United States Customs and Border Protection (CBP) policy permits officials to search the laptops and other electronic devices of travelers without suspicion of wrongdoing, according to a Freedom of Information Act (FOIA) request filed today by the American Civil Liberties Union. The ACLU filed the FOIA request with CBP, a component of the Department of Homeland Security (DHS), to learn how CBP's suspicionless search policy, first made public in July 2008, is impacting the constitutional rights of international travelers.

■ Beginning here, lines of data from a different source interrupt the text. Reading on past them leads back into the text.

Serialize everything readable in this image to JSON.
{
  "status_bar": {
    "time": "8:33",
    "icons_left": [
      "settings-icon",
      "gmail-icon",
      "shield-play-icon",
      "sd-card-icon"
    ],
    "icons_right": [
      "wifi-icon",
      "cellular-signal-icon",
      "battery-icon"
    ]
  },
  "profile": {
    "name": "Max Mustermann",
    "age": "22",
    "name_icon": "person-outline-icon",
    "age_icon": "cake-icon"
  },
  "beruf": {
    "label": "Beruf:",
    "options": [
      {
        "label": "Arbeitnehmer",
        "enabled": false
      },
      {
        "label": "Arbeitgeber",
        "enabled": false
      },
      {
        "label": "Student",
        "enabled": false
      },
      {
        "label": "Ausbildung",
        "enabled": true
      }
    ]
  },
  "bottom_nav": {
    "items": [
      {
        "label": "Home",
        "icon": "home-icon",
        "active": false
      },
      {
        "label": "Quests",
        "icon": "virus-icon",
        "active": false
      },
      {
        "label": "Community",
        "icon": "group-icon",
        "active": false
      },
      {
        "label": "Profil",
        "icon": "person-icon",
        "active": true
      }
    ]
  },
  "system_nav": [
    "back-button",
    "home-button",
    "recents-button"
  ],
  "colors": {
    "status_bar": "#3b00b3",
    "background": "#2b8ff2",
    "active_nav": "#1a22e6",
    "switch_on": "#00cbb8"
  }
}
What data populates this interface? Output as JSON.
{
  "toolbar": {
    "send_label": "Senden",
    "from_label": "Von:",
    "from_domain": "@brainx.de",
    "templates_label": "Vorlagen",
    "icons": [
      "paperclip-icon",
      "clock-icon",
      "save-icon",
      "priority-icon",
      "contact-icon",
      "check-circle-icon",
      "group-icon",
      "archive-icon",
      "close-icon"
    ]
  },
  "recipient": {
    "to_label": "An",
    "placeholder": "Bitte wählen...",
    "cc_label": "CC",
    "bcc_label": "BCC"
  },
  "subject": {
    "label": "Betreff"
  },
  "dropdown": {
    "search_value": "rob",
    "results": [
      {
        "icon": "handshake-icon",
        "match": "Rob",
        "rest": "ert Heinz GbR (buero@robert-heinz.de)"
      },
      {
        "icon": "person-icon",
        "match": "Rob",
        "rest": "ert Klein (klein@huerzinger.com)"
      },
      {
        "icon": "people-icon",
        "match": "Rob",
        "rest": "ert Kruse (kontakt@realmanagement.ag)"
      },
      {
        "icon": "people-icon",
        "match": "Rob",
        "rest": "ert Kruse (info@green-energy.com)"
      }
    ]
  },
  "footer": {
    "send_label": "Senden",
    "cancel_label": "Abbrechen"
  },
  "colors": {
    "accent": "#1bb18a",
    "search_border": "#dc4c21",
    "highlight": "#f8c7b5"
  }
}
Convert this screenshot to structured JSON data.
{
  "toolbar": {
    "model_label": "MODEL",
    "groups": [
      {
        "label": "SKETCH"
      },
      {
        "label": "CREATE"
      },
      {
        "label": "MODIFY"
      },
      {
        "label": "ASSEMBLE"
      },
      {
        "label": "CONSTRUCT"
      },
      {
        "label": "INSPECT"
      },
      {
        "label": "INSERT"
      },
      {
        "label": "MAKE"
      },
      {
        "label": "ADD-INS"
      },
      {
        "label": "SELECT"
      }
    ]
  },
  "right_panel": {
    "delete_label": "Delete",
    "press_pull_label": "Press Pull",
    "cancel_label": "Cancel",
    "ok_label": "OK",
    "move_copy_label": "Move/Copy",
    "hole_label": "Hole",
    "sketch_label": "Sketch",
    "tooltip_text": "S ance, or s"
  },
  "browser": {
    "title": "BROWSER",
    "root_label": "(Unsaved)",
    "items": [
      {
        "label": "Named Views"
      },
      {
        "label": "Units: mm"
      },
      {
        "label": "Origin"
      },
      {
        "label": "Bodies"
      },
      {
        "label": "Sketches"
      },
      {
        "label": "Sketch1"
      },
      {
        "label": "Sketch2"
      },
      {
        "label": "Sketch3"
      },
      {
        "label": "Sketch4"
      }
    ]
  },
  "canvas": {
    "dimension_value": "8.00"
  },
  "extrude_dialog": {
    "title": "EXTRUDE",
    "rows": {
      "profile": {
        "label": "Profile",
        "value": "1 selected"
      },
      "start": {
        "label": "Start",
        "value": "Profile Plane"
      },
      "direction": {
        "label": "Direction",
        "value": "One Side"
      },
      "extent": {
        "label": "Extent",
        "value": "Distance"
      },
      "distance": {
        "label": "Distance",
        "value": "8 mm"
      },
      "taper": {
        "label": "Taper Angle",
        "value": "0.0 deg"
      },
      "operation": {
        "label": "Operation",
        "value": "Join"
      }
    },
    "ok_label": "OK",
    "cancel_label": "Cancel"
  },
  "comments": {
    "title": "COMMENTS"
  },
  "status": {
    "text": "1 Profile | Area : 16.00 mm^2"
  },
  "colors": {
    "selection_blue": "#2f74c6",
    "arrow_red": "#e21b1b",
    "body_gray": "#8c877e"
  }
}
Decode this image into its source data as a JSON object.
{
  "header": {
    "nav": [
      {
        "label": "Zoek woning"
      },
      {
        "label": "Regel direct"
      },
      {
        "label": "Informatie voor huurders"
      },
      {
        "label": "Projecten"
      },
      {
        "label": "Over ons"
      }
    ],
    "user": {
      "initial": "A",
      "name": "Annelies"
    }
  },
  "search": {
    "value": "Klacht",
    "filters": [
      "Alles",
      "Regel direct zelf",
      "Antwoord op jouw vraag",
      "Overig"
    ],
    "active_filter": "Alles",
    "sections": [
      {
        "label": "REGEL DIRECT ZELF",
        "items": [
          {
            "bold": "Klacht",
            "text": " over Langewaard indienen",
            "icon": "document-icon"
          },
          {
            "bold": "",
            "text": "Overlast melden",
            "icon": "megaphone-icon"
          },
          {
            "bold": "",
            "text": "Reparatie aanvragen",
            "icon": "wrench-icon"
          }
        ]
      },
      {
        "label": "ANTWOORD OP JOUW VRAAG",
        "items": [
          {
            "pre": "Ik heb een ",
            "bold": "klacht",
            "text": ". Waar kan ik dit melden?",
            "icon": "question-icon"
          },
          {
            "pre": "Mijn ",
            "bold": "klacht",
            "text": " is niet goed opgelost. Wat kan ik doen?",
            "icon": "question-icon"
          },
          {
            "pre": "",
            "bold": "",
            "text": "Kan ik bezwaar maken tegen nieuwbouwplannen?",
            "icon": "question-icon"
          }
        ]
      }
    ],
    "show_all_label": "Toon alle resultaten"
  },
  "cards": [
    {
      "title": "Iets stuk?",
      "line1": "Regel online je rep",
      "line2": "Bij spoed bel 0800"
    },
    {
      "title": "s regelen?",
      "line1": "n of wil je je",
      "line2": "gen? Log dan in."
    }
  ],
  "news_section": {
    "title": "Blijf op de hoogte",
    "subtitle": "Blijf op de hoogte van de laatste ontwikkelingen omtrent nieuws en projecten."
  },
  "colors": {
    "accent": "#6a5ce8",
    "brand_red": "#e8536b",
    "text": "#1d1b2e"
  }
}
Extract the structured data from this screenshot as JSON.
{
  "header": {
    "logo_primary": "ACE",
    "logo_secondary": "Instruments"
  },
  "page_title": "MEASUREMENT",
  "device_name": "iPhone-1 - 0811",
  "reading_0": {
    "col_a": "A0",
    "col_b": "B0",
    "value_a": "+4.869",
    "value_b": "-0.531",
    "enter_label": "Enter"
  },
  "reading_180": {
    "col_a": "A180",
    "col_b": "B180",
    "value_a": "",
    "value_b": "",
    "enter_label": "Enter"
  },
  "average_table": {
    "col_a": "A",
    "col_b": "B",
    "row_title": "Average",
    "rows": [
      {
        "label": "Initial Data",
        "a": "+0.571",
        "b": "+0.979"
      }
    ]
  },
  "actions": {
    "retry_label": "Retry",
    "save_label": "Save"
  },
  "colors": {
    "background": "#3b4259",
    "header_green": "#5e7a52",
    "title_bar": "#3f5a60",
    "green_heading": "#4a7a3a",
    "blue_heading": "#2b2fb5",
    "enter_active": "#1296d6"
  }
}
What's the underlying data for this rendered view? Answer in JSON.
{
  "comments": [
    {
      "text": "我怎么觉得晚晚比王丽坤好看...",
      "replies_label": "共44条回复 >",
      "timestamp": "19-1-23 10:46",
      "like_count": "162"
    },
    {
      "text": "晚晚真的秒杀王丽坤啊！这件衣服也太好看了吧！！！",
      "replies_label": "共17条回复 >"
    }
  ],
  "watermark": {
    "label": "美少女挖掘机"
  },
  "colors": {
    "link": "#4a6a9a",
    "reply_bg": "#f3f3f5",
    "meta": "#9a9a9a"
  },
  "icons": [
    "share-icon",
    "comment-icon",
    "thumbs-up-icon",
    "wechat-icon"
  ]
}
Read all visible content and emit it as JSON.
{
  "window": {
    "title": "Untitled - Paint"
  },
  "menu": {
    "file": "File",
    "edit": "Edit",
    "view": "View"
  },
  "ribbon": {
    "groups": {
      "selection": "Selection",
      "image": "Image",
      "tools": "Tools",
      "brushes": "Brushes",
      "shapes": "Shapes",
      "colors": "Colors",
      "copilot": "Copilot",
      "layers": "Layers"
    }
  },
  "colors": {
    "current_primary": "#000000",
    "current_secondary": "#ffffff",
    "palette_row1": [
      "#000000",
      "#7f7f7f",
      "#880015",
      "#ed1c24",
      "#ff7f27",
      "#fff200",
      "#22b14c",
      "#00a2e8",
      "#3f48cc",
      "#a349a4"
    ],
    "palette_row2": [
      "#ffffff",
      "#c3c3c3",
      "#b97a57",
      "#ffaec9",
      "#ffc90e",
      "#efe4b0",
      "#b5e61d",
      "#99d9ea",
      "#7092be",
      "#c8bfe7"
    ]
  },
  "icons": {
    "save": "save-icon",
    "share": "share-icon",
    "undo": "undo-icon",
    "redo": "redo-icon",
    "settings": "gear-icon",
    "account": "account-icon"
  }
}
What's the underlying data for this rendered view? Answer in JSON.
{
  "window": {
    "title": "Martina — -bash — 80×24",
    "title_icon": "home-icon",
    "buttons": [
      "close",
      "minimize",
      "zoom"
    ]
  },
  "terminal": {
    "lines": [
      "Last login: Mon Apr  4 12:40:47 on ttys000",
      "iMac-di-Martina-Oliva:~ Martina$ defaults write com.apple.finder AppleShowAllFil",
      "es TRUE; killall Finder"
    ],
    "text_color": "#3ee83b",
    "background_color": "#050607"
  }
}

"Based on current CBP policy, we have reason to believe innumerable international travelers – including U.S. citizens – have their most personal information searched by government officials and retained by the government indefinitely," said Larry Schwartztol, staff attorney with the ACLU National Security Project. "The disclosure of these records is necessary to better understand the extent to which U.S. border and customs officials may be violating the Constitution."
In July 2008, CBP issued its "Policy Regarding Border Search of Information," which permits CBP to subject travelers to suspicionless searches of information contained in documents and electronic devices, including laptop computers.
According to the ACLU's request, giving the government unchecked authority to search travelers' personal documents and electronic devices is a violation of Fourth Amendment privacy rights and the First Amendment freedoms of speech, inquiry and association.